Project Title: Historical and Current Associations between Agricultural Biocide and Fibropapillomatosis in Green Turtles (Chelonia mydas)
Project Manager: Dr. John Fauth
Organization: University of Central Florida (Research and Educational Institute)
Grant Amount: $22,695.00
Completion Date: 2011-05-23
Summary: Fibropapillomatosis (FP) is an emergent infectious disease threatening Florida populations of green turtles (Chelonia mydas). Fibropapillomatosis has been prevalent in juvenile green turtles foraging in Indian River Lagoon since before 1980, but was first observed in juveniles on offshore Sebellarid Worm Rock Reef in 1997. We will estimate pesticide, herbicide and fungicide loads in blood plasma archived from 1989-1996 (pre-FP) and 1997-2004 (post-FP) to determine if biocide loads were associated with this disease outbreak. We also will sample turtles at both sites in 2005-2006 to quantify seasonal variation in biocide loads. Our goal is determine whether a specific biocide was associated with the FP outbreak, and whether it still is present in the blood plasma of turtle populations with a high incidence of FP.

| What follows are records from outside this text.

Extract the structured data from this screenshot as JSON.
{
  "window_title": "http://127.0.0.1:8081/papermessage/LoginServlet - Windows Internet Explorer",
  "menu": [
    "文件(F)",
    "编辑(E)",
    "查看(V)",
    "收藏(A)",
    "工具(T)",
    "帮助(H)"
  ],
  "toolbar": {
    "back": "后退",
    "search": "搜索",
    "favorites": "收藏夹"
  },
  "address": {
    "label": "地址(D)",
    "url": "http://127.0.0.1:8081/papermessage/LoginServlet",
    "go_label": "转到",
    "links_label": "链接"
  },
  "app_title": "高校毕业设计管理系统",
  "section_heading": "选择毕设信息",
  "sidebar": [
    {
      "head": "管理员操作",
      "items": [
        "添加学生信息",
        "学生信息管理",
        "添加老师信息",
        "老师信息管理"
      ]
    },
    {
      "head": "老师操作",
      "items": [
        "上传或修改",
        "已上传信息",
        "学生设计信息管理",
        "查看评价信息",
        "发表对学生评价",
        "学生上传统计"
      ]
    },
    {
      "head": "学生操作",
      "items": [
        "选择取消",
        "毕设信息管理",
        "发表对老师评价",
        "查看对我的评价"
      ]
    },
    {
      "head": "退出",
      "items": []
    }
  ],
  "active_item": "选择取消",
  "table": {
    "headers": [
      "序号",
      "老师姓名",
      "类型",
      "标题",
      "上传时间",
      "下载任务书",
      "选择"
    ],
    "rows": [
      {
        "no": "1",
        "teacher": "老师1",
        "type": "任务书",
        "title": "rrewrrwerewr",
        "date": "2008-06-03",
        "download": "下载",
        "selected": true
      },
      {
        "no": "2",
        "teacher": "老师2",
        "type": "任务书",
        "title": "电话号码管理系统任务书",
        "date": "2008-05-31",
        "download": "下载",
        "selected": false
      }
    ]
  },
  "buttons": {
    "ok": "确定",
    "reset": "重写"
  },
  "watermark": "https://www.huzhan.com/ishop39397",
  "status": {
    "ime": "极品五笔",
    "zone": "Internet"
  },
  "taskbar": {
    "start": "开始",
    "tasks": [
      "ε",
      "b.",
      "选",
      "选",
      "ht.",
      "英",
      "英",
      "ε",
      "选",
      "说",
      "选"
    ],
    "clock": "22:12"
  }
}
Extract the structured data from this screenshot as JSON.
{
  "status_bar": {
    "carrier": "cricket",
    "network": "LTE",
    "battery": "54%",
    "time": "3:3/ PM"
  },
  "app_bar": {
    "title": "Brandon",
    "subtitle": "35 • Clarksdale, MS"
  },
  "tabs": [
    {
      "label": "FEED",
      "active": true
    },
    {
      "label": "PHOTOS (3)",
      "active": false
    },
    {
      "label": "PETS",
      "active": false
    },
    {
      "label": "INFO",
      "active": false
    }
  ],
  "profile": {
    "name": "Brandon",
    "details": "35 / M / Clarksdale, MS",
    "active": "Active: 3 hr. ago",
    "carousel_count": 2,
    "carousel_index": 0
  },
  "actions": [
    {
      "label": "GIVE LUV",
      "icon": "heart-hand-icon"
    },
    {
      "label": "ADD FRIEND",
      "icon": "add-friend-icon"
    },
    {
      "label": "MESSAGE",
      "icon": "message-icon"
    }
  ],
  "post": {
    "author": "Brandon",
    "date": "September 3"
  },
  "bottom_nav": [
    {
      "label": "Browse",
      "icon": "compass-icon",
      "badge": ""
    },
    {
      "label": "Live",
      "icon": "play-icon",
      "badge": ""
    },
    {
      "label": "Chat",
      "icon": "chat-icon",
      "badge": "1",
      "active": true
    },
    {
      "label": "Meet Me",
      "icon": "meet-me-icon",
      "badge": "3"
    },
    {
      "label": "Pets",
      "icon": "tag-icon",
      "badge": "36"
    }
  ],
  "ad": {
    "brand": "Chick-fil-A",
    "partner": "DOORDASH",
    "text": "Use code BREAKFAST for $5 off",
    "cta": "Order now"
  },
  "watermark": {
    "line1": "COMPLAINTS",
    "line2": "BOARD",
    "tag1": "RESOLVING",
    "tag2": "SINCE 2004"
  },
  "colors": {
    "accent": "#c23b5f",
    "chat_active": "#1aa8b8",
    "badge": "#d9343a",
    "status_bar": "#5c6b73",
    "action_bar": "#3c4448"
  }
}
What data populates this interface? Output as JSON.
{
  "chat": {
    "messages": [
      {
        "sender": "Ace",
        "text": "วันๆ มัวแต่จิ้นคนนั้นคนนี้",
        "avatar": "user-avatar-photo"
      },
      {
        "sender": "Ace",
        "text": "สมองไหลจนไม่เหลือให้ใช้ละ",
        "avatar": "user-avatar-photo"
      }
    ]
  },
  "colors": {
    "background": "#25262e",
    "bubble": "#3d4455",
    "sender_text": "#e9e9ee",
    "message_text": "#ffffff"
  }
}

Results: We determined that too few samples existed for us to complete the historical analysis of plasma biocide concentrations. Unfortunately, samples were lost due to power and freezer failures during the last two hurricane seasons, and the remaining samples appear too limited to support our planned chemical analyses. Instead, we propose to return to the other facet of our project (which was removed due to lack of funding) and investigate contemporary plasma biocide concentrations in green turtles inhabiting three sites with dramatically different levels of fibropapillomatosis – Indian River Lagoon, Sabellariid Worm Rock Reef, and Trident Submarine Basin. Samples collected under our previous Sea Turtle License Plate Grant (04-031R) currently are being evaluated for plasma biocides, to test the methodology and support inferences drawn from that study.